Long story short is that the first two iterations of this exam creation, taking, grading, and notification system did not work. Time was a factor, and inexperience was another. Some of the source code I’ve viewed has included novice mistakes–I’ve picked up on these even though I’m not entirely familiar with the language it was written in. Why?
There is a large gap between programming theory and actually applying it using a programming language. For some people, that just comes with time and experience. The best solution for that is to work on somewhat minor projects to hone your skills, and go from there.
Now, I have been working on web applications for a while and have a pretty good handle on what I’m doing, but I certainly don’t know all there is to know about them. It’s a learning process. While my first few larger projects that I’ve undertaken have functioned properly, they are full of novice mistakes and workarounds that should not have been done, thus making alterations to the code very difficult. Maintenance is also an issue with those programs. But, considering their low utilization, I’m not too concerned about that or their performance. I look back on these projects and just shake my head at all the poor coding I did. If the client ever expressed interest in revamping the applications in question, I would–and much improve on them. But, as it stands, they aren’t worth my time to redo. For now, I can just look back on them and see where I’ve been and chalk up those projects as learning experiences.
If you do not have the experience to take on a large project, do not take it on. Even if the price is right. Chances are you won’t be able to complete it in time, and/or it will end up being a shoddy product that doesn’t work well (or at all). That sort of reputation will get attached to your name, making it difficult to land another project in the future. This also gives other programmers a bad name by passing along the idea that *all* programmers are incompetent. This isn’t so, and if you’re smart, this won’t apply to you.
So far, since I’ve only tackled smaller to medium-sized projects that weren’t very critical.
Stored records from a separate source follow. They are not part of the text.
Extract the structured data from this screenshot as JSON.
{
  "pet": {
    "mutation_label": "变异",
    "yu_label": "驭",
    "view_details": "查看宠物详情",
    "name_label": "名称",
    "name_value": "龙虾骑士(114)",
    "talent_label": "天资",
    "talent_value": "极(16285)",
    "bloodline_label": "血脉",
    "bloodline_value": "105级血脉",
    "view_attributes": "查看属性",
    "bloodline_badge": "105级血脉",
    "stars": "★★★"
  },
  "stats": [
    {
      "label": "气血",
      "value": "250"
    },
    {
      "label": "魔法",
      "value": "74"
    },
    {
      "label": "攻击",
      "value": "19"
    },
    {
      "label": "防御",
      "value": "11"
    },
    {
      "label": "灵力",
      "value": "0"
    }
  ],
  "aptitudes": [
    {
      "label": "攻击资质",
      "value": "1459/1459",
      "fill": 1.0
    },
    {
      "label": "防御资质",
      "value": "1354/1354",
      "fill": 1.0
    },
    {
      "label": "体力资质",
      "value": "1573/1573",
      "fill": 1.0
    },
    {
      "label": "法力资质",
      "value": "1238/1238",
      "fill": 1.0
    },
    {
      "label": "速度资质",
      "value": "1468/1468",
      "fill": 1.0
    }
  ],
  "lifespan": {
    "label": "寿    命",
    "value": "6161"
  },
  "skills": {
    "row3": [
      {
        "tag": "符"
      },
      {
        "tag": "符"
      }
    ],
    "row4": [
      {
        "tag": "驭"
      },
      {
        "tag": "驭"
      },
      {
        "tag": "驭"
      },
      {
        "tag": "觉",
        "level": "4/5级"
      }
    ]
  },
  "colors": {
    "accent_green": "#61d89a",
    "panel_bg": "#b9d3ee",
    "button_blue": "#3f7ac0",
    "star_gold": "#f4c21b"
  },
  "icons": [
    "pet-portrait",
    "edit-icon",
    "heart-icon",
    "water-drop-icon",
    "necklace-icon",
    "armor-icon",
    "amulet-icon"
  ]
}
I’ve built a reputation for putting together good, functioning web applications, and gained programming experience that way. This is the way it should be done–not the sink or swim method that many upcoming programmers tend to lean towards because in the programming world, unless you’re a total genius with this stuff…you’ll sink like a stone.
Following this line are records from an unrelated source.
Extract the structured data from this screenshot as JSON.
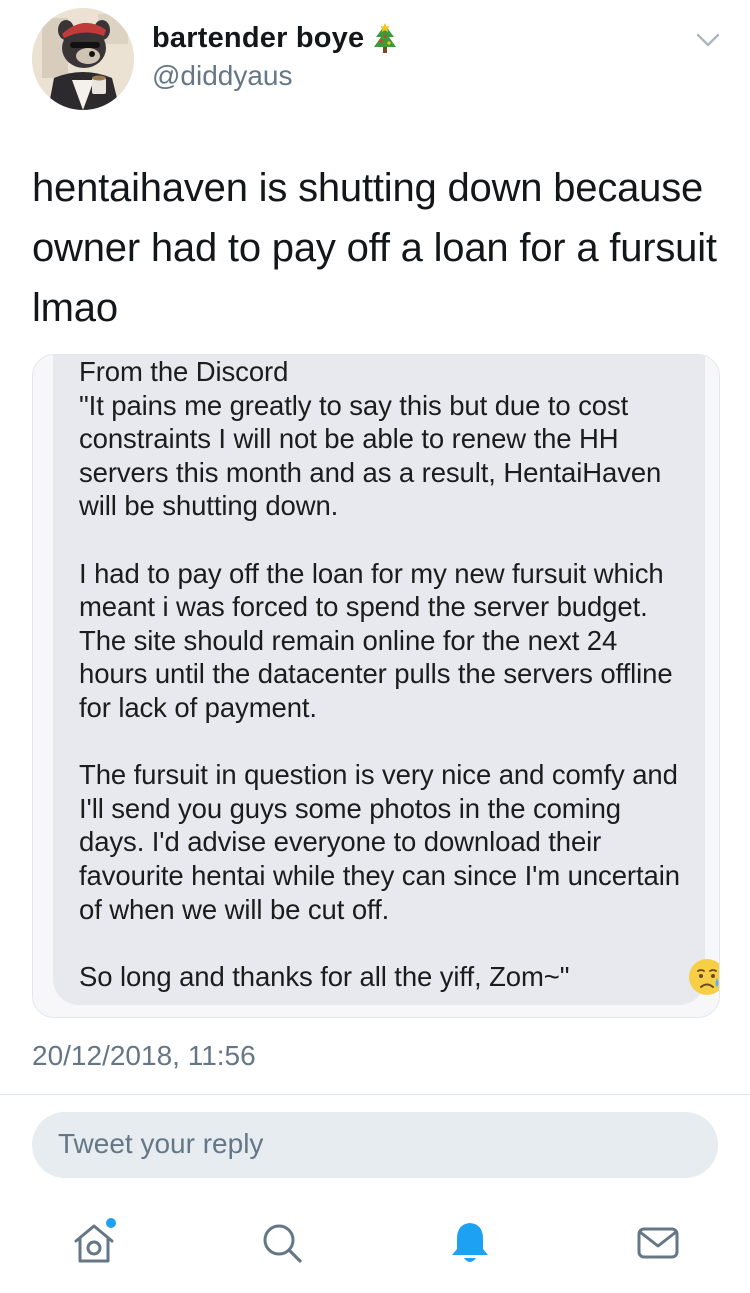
{
  "tweet": {
    "author": {
      "display_name": "bartender boye",
      "name_emoji": "christmas-tree-icon",
      "handle": "@diddyaus"
    },
    "text": "hentaihaven is shutting down because owner had to pay off a loan for a fursuit lmao",
    "timestamp": "20/12/2018, 11:56"
  },
  "media": {
    "text": "From the Discord\n\"It pains me greatly to say this but due to cost constraints I will not be able to renew the HH servers this month and as a result, HentaiHaven will be shutting down.\n\nI had to pay off the loan for my new fursuit which meant i was forced to spend the server budget. The site should remain online for the next 24 hours until the datacenter pulls the servers offline for lack of payment.\n\nThe fursuit in question is very nice and comfy and I'll send you guys some photos in the coming days. I'd advise everyone to download their favourite hentai while they can since I'm uncertain of when we will be cut off.\n\nSo long and thanks for all the yiff, Zom~\"",
    "reaction_icon": "crying-face-icon"
  },
  "reply": {
    "placeholder": "Tweet your reply"
  },
  "tab_bar": {
    "items": [
      {
        "icon": "home-icon",
        "active": false,
        "notification_dot": true
      },
      {
        "icon": "search-icon",
        "active": false
      },
      {
        "icon": "notifications-bell-icon",
        "active": true
      },
      {
        "icon": "messages-envelope-icon",
        "active": false
      }
    ]
  },
  "colors": {
    "primary_text": "#14171a",
    "secondary_text": "#657786",
    "accent": "#1da1f2",
    "reply_box_bg": "#e6ecf0",
    "divider": "#dfe4e8"
  }
}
In time, once you master the smaller, non-critical applications, you can move up to the larger, more complex and critical applications. Trying the “sink or swim” method on this sort of endeavor is suicide, especially with a limited skill set. Like with anything, you can’t become a master at it just by reading one of those “learn how to program in 48 hours” books. Sure, you can learn the basics to get you started, but don’t expect to handle Morgan Stanley’s investment system and get paid the big bucks to work with it.
So, the best way to bridge the gap between theory and actually working with the language is to start small and keep building. Soon you’ll have a decent portfolio and the reputation of being the go-to guy for getting the job done right, rather than being the fool who flubbed it up the first time around.